This posting on Savage Minds commented on the state of ritual theory in anthropology in response to this posting on Open Anthropology about the ritual slaughter of a cow at the World Cup in South Africa:
Animal slaughter is a ritual among local tribal groups to call on ancestors to bless an occasion. Some 2,000 people attended Tuesday’s ceremony, many wearing traditional animal skins.
Maseko said the ceremony was meant to cover all the World Cup’s 10 stadiums, including Johannesburg’s second stadium Ellis Park, where 43 fans died in a stampede at a local derby in 2001, the country’s worst soccer disaster.
“The spirits of those people are hanging over all of the stadiums. We need to cleanse those spirits,” she said.
I confess that I am just too untheoretical to follow precisely what the comments on Open Anthropology were all about. I think not only that ritual is significant in our lives (as I am certain that the Open Anthropology bloggers would agree), but also that anthropological analysis of ritual is insightful and inspiring (as the Savage Mind blogger suggests):
Arnold Van Gennep originally published The Rites of Passage in 1903. He was not the first, or last, anthropologist to note the importance and meaning of ritual (or of particular rituals in particular cultures and societies), but his work brought attention to the structure of rituals, which he claimed could be observed across contexts.
Victor Turner later elaborated upon what he called the ritual process, which begins with "separation" from an individual's former status in a group, "liminality" (which he described as the state of being "betwixt and between"), and "incorporation" into an individual's new status in a group.
For example, in what we call a traditional church wedding, when a bride is walked down the aisle by her father and she is "given" in marriage at the altar, this ritual marks her separation from her unmarried status (and from her father as representative of her natal family and so on). The liminal individuals (bride and groom) exchanges rings and vows. In the end, they are invited to kiss (sealing the deal), then introduced as wife and husband, which marks their incorporation (or reincorporation) into the community. The wedding illustrates completely the ritual process, or rites of passage.
Think baptism, First Communion, weddings, funerals, even pledging in a fraternity or sorority. Or pregnancy and childbirth, for that matter. A structure or process is what Van Gennep and Turner suggested that they all have in common. It is, in fact, what makes rituals "work" for us.

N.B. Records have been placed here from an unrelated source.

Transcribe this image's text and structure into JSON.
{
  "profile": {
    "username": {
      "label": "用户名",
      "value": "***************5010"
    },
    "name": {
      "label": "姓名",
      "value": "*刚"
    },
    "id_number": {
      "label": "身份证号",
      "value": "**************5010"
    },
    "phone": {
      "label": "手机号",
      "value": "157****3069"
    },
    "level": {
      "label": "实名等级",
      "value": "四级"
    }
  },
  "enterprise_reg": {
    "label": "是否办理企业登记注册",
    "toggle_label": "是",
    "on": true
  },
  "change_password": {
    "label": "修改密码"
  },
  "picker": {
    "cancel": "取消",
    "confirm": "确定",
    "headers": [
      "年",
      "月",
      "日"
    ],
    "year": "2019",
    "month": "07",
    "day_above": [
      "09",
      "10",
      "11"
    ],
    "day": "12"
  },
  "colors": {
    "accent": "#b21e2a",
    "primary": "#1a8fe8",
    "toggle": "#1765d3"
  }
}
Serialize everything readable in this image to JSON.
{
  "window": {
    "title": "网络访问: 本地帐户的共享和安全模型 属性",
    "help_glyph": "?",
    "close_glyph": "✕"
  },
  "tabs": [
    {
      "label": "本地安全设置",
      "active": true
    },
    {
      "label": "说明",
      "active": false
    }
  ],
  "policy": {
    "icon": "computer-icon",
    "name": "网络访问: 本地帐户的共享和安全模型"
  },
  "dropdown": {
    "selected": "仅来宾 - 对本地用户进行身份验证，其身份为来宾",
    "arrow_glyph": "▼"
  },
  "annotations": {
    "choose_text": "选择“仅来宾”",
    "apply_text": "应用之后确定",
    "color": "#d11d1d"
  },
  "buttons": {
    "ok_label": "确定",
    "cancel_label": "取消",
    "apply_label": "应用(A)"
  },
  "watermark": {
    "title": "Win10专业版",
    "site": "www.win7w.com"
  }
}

Van Gennep himself suggested that rites of separation, of transition (liminality), and of incorporation will not be "developed to the same extent by all people or in every ceremonial pattern" (11). Also, not all rituals are rites of passage. Exhibiting a late 19th / early 20th century thinker's mania for taxonomies, Van Gennep describes rites of passage as a category, with rites of protection, divination, initiation, and propitiation being others.
Anthropological analysis of ritual offers a tool for understanding activities such as the ritual slaughter of a cow as not senseless. (I leave aside concern about animal rights. My particular ax to grind here is animal rites. Ha ha.) In fact, it turns out that the ritual is overladen with meaning - for example, to mark the start of the World Cup games, to recognize the tragedies of the past and even "separate" them from the present (i.e., to "appease" the spirits, to lay them to rest), to create community, to express a wish for connection, and so on.
I think it might be an important "intervention" of anthropology to introduce the framework of ritual, hopefully enabling us all to recognize the importance and meaning and even necessity of ritual in our lives.